The Priceless Pearl, Rúḥíyyih Rabbání, Bahá’í Publishing Trust, London, 1969, pages 209-211.
David Hofman, George Ronald, Oxford, 1983, Chapter 6: Relationship with the Guardian.

Mid-March 1924: “My heart is sensitive”

Bahíyyih Khánum: The Greatest Holy Leaf by Bahá’u’lláh, Abdu’l-Bahá, Shoghi Effendi, and Bahíyyih Khánum, compiled by Research Department of the Universal House of Justice Haifa: Bahá’í World Centre Publications (1982): 28 March 1924 letter from the Greatest Holy Leaf to the members of the Spiritual Assemblies and all the Friends of God in the East, pages 204-208.

Mid-March to 24 September 1924: Shoghi Effendi’s summer retreat to Switzerland

The Priceless Pearl, Rúḥíyyih Rabbání, Bahá’í Publishing Trust, London, 1969, page 59.

1924: Shoghi Effendi the photographer

The Priceless Pearl, Rúḥíyyih Rabbání, Bahá’í Publishing Trust, London, 1969, page 83.

Shoghi Effendi’s love of mountaineering

The Priceless Pearl, Rúḥíyyih Rabbání, Bahá’í Publishing Trust, London, 1969, pages 60 and 133-134.
Transcript of: Amatul’Bahá Rúḥíyyih Khánum’s concluding address at the First Bahá’í World Congress in London, 1963, Timestamp: 00:57:32.
Transcript of: Amatul’Bahá Rúḥíyyih Khánum’s concluding address at the First Bahá’í World Congress in London, 1963, Timestamp: 00:54:58.
Wikipedia: Timeline of Mount Everest Expeditions.

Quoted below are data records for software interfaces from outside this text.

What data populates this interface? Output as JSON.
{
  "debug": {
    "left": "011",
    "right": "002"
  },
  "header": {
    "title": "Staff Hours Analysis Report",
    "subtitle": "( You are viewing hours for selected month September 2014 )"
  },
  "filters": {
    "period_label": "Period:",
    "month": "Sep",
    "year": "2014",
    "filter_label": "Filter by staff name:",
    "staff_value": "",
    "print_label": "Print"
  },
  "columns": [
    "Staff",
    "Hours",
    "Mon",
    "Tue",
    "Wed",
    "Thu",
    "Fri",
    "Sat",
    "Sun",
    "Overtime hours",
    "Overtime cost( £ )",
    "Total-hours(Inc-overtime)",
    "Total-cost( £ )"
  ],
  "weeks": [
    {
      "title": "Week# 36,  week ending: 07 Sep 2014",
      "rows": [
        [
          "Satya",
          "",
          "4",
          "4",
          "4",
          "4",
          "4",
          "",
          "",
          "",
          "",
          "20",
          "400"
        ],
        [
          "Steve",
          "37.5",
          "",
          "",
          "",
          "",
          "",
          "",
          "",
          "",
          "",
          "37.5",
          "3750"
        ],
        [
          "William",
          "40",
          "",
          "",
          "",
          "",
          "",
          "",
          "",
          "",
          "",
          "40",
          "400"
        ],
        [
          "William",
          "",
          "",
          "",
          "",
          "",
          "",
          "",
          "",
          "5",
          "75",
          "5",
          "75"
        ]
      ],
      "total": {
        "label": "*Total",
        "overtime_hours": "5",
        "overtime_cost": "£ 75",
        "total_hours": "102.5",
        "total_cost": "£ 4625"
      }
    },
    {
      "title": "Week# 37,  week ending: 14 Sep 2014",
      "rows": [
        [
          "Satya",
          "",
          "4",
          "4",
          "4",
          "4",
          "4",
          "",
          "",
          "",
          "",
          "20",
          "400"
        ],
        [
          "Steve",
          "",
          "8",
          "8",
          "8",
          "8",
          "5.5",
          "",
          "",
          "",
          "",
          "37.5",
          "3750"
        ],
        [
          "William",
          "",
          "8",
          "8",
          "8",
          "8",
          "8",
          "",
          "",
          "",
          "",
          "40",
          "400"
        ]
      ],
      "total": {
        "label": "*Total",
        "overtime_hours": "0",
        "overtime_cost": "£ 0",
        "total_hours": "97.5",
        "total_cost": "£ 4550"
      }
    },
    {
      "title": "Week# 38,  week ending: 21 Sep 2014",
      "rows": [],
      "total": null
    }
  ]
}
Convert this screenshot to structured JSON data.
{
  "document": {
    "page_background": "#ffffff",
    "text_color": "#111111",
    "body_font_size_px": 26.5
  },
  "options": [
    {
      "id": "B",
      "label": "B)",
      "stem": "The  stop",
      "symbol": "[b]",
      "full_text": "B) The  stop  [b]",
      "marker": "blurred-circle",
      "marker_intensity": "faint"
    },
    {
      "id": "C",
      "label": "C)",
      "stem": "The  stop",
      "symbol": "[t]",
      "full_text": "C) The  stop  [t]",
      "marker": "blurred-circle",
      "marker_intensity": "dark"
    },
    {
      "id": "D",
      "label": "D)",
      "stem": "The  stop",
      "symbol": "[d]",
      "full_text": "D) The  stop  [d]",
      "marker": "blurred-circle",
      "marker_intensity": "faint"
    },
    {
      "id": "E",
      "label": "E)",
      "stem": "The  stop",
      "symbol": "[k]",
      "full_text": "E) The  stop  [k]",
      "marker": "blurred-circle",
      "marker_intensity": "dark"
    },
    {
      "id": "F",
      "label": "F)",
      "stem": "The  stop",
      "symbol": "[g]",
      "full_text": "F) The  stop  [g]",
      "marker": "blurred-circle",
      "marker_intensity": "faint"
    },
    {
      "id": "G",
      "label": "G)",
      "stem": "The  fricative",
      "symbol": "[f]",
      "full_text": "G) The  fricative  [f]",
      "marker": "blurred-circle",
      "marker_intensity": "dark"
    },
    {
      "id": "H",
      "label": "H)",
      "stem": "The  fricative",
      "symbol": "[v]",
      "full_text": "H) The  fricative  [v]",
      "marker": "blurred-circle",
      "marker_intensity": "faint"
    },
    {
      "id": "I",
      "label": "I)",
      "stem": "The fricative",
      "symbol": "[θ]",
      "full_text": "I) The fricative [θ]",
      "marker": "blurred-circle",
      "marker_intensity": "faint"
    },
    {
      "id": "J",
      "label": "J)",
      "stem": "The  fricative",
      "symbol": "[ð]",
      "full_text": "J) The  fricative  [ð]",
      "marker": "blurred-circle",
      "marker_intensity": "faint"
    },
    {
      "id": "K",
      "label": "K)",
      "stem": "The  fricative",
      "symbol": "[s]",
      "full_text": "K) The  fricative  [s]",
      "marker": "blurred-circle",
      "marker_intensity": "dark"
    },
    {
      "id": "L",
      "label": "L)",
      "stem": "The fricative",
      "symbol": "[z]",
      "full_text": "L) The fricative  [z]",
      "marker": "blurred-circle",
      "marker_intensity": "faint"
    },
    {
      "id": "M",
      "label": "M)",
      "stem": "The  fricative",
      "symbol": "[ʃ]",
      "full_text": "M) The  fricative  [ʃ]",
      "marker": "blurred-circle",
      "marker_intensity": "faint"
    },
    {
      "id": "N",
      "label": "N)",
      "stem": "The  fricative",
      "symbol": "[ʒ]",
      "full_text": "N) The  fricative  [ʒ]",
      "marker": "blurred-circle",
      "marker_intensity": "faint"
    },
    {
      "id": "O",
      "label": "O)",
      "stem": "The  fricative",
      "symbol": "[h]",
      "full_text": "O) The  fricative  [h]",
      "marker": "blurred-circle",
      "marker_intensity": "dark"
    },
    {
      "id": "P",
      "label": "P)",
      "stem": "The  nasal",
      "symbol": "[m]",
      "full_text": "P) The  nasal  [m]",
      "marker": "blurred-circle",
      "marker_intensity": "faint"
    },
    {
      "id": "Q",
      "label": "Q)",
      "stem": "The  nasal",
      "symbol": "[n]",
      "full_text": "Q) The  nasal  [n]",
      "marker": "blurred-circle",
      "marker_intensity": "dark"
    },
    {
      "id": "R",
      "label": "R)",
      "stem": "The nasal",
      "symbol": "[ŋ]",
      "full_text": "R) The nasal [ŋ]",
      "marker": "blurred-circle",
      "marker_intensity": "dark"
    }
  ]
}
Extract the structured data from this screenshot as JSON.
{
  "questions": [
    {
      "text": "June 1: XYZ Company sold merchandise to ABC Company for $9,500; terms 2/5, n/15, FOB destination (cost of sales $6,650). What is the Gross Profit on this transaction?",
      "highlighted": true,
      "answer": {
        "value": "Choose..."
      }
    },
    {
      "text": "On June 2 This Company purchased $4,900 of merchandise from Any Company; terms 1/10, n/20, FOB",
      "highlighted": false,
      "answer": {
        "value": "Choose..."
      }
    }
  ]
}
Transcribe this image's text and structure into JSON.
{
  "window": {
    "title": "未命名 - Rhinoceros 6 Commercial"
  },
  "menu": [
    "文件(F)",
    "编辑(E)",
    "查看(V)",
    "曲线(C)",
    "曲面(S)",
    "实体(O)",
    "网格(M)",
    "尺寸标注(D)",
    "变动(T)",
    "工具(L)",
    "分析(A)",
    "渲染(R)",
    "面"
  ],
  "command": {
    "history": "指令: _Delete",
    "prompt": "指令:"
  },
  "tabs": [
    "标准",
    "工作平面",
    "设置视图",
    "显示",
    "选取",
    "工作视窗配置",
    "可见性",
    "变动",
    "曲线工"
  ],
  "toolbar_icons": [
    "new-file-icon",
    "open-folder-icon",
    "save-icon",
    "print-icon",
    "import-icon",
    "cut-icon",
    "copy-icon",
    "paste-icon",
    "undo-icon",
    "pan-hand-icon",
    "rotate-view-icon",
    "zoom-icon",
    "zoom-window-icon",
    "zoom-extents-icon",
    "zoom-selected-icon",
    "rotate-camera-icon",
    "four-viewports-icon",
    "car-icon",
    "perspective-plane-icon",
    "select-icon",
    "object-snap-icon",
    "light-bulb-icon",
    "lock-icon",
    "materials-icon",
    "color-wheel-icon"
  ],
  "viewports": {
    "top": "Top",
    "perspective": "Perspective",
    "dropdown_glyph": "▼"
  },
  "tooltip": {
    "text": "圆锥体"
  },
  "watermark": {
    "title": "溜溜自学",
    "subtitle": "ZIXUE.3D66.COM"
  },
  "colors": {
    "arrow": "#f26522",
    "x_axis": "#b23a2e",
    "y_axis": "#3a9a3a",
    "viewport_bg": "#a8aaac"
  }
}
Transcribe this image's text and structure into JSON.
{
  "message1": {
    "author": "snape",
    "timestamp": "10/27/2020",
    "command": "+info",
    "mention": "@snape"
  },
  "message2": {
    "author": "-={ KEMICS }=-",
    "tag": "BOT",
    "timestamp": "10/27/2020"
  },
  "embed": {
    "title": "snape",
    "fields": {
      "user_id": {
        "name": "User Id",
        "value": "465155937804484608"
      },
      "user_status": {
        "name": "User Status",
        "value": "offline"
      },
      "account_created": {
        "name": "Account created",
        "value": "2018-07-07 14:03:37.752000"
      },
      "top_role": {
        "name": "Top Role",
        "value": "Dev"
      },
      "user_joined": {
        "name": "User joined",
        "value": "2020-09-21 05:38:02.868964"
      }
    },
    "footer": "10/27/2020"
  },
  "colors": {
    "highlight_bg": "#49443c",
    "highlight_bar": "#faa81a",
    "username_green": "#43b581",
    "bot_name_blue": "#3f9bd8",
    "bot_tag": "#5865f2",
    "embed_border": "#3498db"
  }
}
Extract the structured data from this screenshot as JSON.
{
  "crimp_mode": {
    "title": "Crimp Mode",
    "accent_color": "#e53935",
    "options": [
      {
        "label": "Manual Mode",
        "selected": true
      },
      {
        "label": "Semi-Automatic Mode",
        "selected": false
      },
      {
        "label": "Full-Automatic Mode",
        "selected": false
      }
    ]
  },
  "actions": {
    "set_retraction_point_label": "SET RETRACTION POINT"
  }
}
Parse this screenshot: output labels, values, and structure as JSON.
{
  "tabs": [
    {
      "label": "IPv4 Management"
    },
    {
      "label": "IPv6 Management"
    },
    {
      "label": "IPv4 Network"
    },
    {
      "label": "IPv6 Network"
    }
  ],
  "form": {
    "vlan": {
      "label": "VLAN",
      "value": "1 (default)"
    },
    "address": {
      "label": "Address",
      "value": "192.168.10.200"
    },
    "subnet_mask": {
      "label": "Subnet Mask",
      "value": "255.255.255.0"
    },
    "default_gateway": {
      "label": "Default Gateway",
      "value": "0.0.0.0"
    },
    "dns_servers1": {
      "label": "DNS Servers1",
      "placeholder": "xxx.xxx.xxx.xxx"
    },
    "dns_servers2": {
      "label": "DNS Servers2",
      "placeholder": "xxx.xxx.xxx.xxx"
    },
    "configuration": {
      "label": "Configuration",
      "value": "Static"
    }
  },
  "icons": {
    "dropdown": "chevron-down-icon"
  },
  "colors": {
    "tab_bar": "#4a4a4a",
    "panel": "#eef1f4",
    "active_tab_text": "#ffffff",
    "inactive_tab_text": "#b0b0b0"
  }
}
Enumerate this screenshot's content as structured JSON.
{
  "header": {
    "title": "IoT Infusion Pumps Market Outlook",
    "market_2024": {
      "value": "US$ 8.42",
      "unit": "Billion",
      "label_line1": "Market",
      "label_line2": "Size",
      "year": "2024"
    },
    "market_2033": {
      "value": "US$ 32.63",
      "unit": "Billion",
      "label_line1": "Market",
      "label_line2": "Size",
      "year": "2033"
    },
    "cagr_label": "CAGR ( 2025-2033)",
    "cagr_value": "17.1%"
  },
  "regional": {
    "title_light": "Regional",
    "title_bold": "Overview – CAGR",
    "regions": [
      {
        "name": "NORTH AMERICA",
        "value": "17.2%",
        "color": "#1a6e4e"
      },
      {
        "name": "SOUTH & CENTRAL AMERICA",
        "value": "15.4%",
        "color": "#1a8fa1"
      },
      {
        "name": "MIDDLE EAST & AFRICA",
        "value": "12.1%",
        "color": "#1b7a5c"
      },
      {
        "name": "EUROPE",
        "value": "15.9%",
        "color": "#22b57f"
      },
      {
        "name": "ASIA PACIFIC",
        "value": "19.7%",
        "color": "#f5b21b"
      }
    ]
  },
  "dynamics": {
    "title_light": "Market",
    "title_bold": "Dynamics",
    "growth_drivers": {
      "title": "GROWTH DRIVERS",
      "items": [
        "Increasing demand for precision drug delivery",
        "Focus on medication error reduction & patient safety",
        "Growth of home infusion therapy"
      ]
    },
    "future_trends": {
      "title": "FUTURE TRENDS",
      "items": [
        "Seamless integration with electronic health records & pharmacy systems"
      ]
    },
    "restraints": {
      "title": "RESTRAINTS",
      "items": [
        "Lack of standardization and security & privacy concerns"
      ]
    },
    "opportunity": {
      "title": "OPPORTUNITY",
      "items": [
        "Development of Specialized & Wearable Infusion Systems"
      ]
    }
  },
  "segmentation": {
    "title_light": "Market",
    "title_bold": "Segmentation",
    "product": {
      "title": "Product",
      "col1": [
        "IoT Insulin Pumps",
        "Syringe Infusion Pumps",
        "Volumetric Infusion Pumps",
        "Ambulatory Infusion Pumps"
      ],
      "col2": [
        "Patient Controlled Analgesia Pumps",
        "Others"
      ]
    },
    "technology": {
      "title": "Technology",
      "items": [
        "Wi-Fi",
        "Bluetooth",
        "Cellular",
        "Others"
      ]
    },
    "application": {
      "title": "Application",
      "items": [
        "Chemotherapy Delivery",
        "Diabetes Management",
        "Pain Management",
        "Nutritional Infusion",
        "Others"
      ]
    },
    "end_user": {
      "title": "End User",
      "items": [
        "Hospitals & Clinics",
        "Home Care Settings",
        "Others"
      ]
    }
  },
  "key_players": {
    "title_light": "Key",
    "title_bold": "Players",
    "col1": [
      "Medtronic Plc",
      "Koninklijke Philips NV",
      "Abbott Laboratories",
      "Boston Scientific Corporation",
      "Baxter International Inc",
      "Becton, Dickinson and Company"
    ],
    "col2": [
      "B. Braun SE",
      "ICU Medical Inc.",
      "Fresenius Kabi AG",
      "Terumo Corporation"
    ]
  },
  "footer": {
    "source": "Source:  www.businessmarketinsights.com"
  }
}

18 July 1924: The Murder of Vice-Consul Imbrie

The Bábí and the Bahá’í Religions (1844–1944): Some Contemporary Western Accounts, Moojan Momen, George Ronald, Oxford, 1981, pages 462-465.
The Bahá’í World Volume 1, page 100.
Wikipedia: Robert Whitney Imbrie.

22 September – 3 October 1924: The “Some Living Religions within the British Empire” conference

Bahá’í Library Online chronology: The life of Shoghi Effendi.
The Bahá’í Religion: Papers read at the Conference on Some Living Religions Within the British Empire (1924).
Bahá’í chronicles: Richard Edward St. Barbe Baker.
Unfolding Destiny, Shoghi Effendi, pages 19, and 21-22.

21 November 1924: Dr. Esslemont becomes Shoghi Effendi’s secretary

The Priceless Pearl, Rúḥíyyih Rabbání, Bahá’í Publishing Trust, London, 1969, pages 91-92.
The Bahá’í World, Volume VIII, pages 933-934.

December 1924: The memoirs of Áqá Ḥusayn-i-Ashchí

Bahá’u’lláh, The King of Glory. H.M. Balyúzí, George Ronald, Oxford, 1980, Preface.

December 1924: Munírih Khánum’s letter to Shoghi Effendi, her grandson

Leaves of the Twin Divine Trees. Baharieh Rouhani Ma’ani, George Ronald, Oxford, 2013, Kindle Edition, Chapter 12: Munírih Khánum (Fátimih Khánum): The Wife of ‘Abdu’l-Bahá.